18 / 12 / 2017
Finnair Cargo has held the official opening ceremony for its new €80m Cool Nordic hub at Helsinki Airport.
The airside facility measures 31,000 sq m, has a capacity of 350,000 tonnes per year and has 3,000 sq m dedicated areas for both pharma and perishables shipments.
The centre also boasts 550 10ft ULD positions, 29 truck doors for loose shipments, five truck doors for ULDs and an automated storage and retrieval system.
Speaking at the official inauguration of the terminal, Finnair Cargo’s managing director, Janne Tarvainen, said that operations at the terminal got underway in November with seafood shipments.
Full operations are expected to start in January, he added.
Tarvainen said that the primary driver for building the new facility was expected growth in demand in line with fleet expansion.
He explained that the existing facility was reaching capacity and delivery Finnair’s new widebody A350 aircraft would help boost total cargo capacity by around 45% by 2020.
So far, 11 of 19 A350s have been delivered, with the remainder due for delivery by 2023.
Transhipment volumes, which represent around 80% of the cargo handled by the carrier at Helsinki, also continue to grow.
Tarvainen pointed out that flying through Helsinki was geographically the shortest route to Asia and that the airport did not suffer with congestion, unlike some of its larger European rivals.
As well as wanting to meet challenge of growing cargo volumes, the airline identified that it wanted its facility to be state-of-the-art, providing transparency and efficiency.
It also needed to be able to process cargo quickly because of the large volume of transhipment traffic.
Other challenges faced by the airline were outdated IT systems, reliance on paperwork, lack of visibility, rising labour costs, environmental concerns and poor data quality.
Tarvainen said the facility would also need to cater for the future: “[When developing this facility] we tried to find excellence, but what does excellence look like? And, what will it look like in ten years?” he asked.
Speed would be achieved through automation but also by removing data bottlenecks.
Part of the solution to improving quality and visibility of data is the introduction of its Cargo Eye monitoring tool, new cargo management and warehouse management systems and a cargo control centre.

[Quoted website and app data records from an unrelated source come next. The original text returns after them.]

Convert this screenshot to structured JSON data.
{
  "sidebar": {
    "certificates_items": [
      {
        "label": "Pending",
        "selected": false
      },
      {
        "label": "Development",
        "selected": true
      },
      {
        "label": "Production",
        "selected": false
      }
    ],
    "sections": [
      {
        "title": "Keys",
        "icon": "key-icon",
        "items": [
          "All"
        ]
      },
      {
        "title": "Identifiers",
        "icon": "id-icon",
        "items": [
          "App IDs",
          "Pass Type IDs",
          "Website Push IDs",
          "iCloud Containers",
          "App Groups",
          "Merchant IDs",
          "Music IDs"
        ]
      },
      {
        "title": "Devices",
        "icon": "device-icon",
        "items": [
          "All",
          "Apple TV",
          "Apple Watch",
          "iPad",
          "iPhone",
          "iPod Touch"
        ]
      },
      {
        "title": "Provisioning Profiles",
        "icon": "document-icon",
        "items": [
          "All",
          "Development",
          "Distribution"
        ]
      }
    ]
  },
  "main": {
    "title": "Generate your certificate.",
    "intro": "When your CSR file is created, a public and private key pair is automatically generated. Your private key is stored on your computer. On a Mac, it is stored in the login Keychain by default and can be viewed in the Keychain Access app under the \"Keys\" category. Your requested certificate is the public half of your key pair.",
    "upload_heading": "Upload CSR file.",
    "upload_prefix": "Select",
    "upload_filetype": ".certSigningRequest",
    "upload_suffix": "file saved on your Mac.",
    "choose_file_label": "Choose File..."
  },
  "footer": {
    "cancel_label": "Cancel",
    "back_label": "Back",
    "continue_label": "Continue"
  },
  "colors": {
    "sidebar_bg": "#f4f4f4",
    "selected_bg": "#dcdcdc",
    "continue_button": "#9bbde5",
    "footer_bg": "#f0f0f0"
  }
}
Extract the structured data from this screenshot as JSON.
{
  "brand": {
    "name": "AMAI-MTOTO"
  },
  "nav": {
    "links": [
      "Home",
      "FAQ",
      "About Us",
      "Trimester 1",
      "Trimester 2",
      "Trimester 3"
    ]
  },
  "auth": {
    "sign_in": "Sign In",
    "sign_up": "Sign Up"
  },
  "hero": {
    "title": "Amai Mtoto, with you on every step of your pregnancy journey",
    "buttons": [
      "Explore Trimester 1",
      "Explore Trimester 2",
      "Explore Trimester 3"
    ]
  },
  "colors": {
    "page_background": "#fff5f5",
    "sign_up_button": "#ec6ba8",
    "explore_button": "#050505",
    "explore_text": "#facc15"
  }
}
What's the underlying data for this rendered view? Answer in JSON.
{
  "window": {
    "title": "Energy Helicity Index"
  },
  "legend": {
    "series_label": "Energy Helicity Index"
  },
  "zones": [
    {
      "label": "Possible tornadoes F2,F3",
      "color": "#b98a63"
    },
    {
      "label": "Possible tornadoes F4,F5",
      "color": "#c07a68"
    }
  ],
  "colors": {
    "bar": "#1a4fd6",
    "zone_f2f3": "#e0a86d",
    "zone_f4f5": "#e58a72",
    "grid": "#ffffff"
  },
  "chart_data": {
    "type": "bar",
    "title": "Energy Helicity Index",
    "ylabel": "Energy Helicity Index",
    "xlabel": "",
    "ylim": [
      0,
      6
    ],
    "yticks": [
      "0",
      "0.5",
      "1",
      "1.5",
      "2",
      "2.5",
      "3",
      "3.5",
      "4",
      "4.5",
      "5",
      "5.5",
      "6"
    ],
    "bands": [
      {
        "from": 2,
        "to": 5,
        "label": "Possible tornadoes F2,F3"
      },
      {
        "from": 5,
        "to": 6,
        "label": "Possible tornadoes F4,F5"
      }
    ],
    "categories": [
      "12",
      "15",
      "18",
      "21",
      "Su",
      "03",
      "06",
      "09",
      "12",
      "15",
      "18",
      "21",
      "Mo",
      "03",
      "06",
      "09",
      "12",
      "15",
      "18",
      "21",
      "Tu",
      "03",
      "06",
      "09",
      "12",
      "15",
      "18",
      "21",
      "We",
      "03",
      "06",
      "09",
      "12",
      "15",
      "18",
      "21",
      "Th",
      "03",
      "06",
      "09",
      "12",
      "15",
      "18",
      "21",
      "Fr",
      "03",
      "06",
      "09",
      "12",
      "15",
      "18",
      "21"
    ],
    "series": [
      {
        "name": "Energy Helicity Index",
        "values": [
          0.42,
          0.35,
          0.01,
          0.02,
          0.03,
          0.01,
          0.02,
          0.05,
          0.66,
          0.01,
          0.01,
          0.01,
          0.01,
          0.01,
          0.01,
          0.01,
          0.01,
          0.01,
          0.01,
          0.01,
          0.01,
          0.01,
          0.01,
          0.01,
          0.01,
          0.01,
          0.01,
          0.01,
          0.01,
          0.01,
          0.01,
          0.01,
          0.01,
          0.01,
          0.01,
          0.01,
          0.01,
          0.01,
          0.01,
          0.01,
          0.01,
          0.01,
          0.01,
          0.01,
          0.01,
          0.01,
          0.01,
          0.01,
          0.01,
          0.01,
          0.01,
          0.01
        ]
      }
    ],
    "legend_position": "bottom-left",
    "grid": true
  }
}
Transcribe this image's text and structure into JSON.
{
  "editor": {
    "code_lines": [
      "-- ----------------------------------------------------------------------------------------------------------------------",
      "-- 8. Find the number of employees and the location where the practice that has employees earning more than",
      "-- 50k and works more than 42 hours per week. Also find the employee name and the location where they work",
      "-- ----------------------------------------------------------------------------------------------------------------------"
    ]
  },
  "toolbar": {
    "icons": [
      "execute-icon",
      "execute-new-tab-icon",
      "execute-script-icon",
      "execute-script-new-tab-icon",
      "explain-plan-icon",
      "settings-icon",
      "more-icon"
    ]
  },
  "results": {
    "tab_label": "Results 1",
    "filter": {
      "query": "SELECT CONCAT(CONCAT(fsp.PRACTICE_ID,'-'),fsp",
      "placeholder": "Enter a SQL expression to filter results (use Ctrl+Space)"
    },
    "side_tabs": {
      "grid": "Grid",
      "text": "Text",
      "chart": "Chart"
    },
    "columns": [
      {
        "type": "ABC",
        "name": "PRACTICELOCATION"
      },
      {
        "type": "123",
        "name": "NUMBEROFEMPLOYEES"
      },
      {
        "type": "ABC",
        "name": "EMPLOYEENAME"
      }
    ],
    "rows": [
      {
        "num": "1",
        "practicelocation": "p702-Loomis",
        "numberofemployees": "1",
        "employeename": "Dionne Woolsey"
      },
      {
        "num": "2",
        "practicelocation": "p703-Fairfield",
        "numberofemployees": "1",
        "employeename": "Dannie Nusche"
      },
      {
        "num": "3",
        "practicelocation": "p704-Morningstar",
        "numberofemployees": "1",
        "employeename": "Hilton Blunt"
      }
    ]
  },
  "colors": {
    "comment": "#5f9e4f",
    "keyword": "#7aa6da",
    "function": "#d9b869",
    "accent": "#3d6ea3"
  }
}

The Cargo Eye solution integrates multiple data sources, transaction data and sensors to help its newly formed Cargo Control Center to monitor and steer cargo flows.
The carrier added that its Cargo Eye solution provides end-to-end visibility and will ultimately lead to more comprehensive and transparent real-time information for customers, helping them to identify exceptions that require action to be taken.
Shipments utilising road feeder services (RFS) can also be monitored using the system. In the future, all RFS suppliers will be required to provide connection to the Cargo Eye solution.
The facility has also been Breeam certified, meaning it has passed sustainability audits, with 10% of its power coming from 1,200 solar panels.
The facility is also in the process of achieving IATA CEIV Pharma certification.
Looking to the future, Tarvainen said that there was room for continuous improvement with potential investment in packing robot technology, automated guided vehicles at landside acceptance, integration of ramp operations in data exchange, enhanced temperature monitoring and improved digital tools.
Images: Airside with floor heating; AS RS system; Automated ULD storage; Perishables area; Pharma area